_Task instructions:_
Within the entries that follow, show each line where the word "Draft" occurs.

Exercise inputs START

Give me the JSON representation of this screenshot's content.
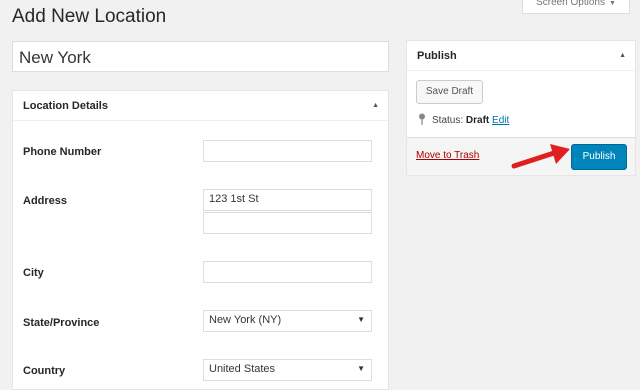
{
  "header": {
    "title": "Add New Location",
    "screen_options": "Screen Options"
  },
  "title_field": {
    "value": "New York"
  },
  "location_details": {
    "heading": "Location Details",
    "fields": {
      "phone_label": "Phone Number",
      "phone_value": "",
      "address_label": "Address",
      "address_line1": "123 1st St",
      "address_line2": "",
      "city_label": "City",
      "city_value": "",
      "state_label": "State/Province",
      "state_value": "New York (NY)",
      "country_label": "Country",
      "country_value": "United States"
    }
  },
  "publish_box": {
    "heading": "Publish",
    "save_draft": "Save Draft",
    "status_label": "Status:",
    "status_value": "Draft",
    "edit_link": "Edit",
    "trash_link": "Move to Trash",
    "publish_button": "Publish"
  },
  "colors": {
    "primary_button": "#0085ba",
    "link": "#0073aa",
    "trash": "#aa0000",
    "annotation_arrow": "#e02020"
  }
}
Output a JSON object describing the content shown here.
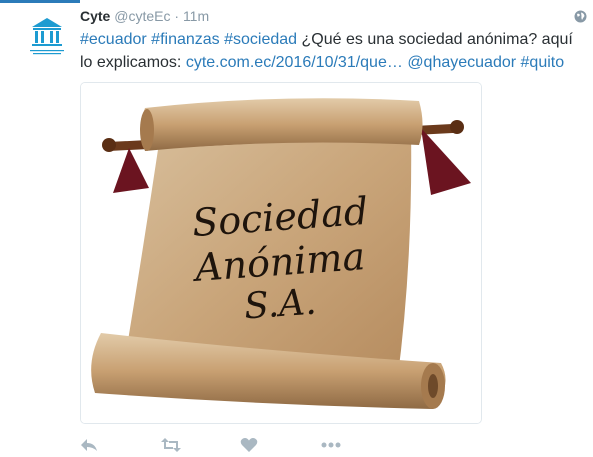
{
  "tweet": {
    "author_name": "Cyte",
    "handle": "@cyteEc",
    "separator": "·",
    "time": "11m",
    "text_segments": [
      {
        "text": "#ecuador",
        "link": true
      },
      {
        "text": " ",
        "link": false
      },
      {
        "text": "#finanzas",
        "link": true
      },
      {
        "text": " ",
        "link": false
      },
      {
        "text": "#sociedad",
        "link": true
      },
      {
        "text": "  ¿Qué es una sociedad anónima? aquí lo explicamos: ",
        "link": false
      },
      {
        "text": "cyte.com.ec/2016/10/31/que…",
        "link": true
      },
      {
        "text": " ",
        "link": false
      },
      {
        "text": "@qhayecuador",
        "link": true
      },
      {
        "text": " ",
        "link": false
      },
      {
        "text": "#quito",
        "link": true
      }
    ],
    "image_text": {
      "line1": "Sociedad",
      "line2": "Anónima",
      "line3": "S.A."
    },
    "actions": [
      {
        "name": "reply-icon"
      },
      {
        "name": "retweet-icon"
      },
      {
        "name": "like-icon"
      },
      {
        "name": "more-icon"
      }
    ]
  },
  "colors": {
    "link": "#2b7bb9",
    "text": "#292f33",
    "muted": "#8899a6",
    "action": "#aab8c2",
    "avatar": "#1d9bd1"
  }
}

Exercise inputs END
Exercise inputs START

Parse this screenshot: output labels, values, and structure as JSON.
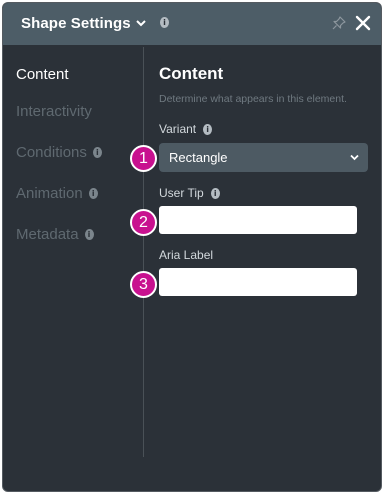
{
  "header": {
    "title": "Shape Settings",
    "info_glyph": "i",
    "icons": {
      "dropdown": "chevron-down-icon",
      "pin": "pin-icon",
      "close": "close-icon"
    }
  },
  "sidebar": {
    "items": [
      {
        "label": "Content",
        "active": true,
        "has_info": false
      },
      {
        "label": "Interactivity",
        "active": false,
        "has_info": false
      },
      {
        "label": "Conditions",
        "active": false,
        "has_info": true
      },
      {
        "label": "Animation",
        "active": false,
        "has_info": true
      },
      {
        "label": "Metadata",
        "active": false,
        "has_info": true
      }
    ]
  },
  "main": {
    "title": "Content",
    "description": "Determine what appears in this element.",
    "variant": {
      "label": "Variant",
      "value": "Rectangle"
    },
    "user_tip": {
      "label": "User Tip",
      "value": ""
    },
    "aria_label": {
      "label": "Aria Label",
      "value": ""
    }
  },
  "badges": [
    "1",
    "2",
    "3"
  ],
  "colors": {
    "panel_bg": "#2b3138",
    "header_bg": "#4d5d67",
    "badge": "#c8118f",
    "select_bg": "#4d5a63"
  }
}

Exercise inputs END

_Your solution:_
    "save_draft": "Save Draft",
    "status_value": "Draft",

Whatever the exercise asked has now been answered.